Identify each line below that contains the word "this", and copy it out.
[[ MATERIAL SUPPLIED open ]]
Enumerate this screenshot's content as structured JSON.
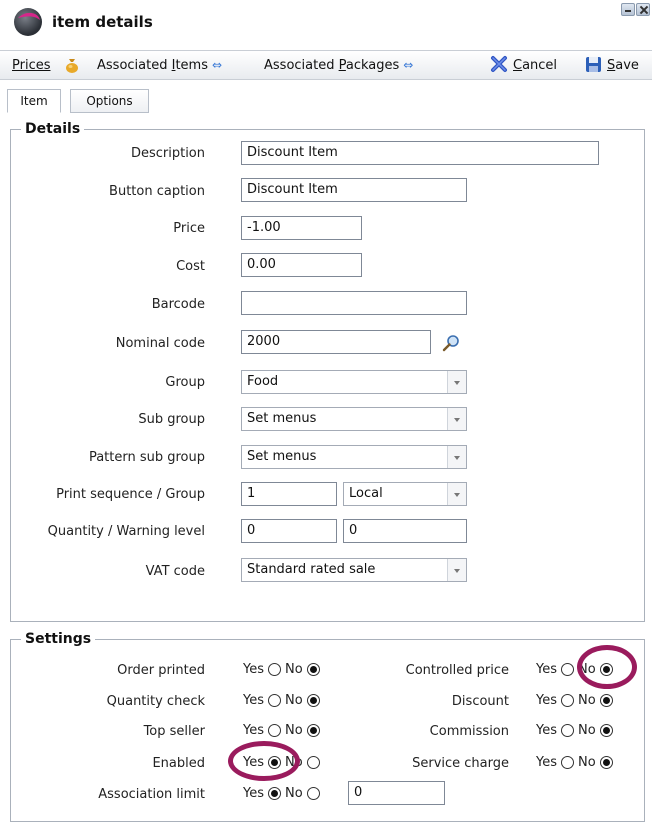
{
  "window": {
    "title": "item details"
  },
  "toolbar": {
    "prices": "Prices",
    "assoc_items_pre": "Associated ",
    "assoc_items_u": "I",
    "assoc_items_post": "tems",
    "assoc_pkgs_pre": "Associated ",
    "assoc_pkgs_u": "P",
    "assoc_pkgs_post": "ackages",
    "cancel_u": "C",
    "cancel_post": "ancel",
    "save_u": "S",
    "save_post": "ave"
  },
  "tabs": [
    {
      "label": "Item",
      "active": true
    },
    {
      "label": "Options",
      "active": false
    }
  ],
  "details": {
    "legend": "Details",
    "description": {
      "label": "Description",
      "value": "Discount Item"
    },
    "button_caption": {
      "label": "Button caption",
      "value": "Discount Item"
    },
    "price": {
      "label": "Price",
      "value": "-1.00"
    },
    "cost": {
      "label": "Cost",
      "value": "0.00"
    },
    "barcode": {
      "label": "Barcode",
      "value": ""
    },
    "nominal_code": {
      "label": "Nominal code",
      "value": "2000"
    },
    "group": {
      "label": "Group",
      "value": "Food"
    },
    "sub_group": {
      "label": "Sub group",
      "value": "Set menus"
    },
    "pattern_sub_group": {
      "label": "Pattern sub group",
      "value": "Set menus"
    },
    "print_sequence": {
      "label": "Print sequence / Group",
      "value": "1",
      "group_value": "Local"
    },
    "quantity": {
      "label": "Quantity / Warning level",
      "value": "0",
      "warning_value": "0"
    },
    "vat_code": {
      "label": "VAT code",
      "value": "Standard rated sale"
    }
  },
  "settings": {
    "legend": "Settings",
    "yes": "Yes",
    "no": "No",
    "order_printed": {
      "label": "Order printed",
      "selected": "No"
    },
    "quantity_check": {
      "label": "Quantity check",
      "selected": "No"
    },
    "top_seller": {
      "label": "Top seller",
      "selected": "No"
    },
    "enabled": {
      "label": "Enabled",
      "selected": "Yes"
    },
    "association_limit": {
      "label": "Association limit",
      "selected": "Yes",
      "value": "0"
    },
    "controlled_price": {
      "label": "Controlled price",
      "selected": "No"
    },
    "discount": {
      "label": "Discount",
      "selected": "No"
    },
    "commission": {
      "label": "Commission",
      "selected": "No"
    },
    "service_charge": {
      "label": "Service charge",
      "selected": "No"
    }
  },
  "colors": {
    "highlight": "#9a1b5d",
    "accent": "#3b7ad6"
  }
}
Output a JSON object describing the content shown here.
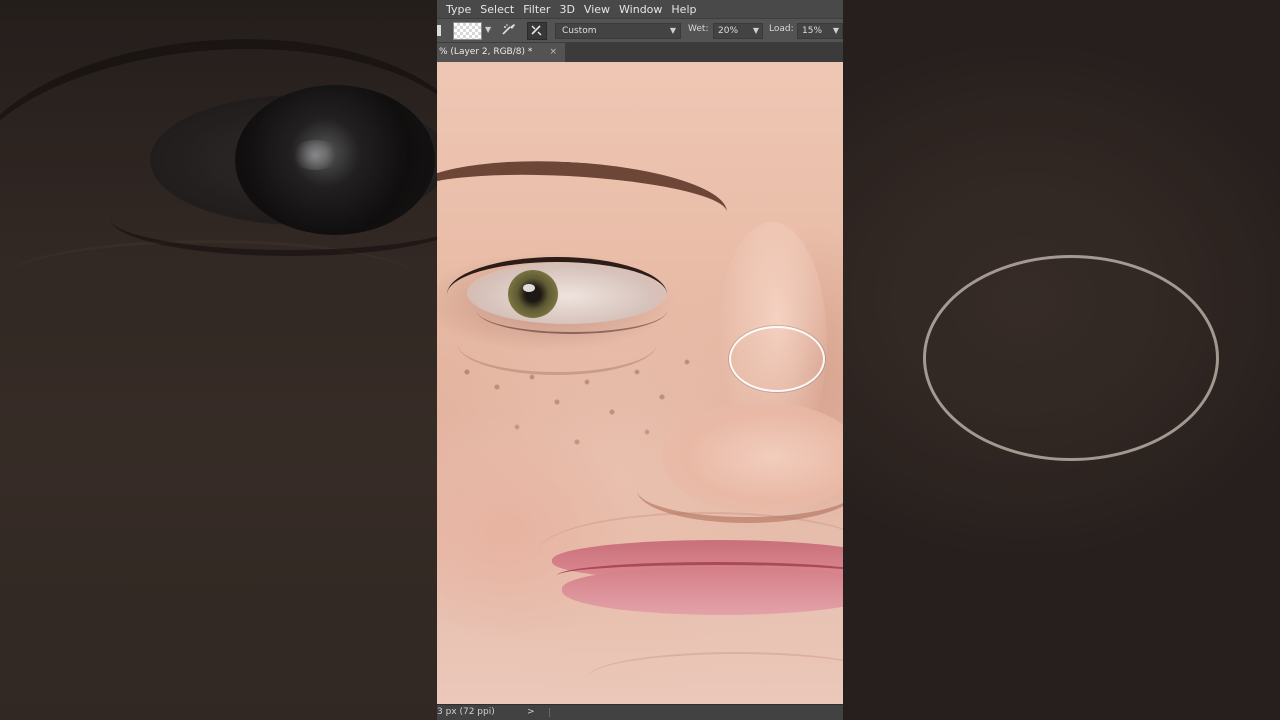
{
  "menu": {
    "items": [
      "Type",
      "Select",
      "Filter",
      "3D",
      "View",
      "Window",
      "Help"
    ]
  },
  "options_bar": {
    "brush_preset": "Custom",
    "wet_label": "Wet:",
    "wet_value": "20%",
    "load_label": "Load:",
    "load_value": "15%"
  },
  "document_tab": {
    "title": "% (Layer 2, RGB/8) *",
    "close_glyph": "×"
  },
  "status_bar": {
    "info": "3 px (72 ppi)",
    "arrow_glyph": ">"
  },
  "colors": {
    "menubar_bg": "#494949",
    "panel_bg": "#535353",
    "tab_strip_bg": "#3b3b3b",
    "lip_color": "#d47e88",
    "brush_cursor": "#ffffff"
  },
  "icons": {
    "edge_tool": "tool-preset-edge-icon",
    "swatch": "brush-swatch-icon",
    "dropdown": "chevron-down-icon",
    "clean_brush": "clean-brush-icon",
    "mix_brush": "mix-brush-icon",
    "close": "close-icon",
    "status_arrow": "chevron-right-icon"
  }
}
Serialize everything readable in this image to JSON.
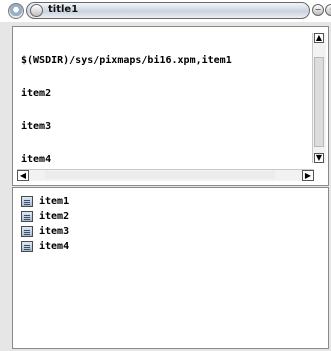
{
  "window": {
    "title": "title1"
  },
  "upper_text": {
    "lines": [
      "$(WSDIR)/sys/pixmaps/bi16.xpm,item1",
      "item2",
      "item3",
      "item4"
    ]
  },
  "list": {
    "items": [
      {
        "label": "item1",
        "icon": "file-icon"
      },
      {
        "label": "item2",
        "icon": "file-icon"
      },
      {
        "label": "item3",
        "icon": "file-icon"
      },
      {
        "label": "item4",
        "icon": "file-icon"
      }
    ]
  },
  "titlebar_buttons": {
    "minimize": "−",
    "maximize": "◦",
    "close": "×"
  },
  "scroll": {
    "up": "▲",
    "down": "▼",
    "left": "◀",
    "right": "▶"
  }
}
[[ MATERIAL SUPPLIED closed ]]
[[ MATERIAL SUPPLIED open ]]
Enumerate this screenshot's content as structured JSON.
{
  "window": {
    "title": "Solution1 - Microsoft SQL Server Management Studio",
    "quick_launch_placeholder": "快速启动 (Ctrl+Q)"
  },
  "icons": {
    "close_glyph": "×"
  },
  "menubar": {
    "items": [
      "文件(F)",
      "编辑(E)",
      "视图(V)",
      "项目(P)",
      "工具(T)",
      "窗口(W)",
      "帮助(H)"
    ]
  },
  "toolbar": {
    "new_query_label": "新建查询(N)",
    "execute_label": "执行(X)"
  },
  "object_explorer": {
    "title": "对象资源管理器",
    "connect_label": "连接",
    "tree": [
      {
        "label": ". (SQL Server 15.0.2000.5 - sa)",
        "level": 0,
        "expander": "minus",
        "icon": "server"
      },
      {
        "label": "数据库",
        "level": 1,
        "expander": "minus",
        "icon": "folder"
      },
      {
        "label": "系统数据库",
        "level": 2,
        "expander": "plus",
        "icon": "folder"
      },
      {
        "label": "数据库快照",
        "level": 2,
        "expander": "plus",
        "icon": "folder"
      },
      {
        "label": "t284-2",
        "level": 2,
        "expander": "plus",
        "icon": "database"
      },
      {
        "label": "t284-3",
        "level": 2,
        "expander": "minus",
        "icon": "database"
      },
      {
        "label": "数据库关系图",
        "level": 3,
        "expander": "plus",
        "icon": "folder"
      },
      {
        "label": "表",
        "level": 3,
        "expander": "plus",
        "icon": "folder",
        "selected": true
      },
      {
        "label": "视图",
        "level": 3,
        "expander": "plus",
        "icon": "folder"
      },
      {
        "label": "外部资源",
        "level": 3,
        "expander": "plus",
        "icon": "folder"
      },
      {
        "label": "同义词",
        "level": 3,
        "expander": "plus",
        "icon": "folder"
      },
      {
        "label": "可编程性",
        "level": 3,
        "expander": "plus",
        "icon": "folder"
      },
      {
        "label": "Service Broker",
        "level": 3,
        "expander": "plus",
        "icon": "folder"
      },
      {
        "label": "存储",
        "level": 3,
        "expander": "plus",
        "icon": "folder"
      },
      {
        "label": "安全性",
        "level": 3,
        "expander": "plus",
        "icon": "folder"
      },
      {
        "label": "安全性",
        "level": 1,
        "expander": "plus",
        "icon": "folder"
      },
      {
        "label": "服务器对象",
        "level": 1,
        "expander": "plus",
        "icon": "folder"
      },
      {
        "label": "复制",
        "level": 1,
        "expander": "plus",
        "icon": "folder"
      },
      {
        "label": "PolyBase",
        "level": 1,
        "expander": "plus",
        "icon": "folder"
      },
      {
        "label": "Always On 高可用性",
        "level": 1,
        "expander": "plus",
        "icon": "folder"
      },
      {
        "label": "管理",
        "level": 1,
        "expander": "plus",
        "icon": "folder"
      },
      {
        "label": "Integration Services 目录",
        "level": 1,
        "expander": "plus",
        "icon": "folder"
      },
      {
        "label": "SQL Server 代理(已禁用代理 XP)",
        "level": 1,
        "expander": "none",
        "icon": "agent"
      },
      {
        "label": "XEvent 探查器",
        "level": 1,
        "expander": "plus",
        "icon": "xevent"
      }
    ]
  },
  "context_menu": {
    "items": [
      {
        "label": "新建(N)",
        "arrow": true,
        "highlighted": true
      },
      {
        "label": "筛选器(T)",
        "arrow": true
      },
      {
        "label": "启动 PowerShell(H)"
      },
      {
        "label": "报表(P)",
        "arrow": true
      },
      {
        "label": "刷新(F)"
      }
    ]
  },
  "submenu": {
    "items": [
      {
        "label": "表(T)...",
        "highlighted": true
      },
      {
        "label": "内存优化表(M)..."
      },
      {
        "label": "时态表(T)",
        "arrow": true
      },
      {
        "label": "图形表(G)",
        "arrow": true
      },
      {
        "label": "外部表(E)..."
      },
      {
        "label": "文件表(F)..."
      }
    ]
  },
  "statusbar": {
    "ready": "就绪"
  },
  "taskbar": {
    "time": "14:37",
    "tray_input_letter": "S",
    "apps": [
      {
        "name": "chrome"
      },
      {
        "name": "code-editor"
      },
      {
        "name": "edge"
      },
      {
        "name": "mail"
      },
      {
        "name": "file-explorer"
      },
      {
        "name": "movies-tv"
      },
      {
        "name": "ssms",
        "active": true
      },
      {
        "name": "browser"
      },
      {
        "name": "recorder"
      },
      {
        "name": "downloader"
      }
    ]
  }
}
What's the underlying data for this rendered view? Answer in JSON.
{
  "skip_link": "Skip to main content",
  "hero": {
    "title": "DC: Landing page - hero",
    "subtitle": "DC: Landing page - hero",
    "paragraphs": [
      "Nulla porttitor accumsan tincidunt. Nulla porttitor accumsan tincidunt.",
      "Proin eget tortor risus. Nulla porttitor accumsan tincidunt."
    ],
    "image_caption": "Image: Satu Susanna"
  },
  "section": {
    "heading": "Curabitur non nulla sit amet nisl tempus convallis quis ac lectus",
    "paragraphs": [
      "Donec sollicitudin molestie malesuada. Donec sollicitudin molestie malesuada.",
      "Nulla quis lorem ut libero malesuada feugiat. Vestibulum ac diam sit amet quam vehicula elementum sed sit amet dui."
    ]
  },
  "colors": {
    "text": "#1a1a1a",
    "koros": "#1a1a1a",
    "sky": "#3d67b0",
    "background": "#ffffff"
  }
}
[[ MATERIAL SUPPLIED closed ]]
YOUR RESPONSE
Enumerate this screenshot's content as structured JSON.
Serialize everything readable in this image to JSON.
Enumerate this screenshot's content as structured JSON.
What's the underlying data for this rendered view? Answer in JSON.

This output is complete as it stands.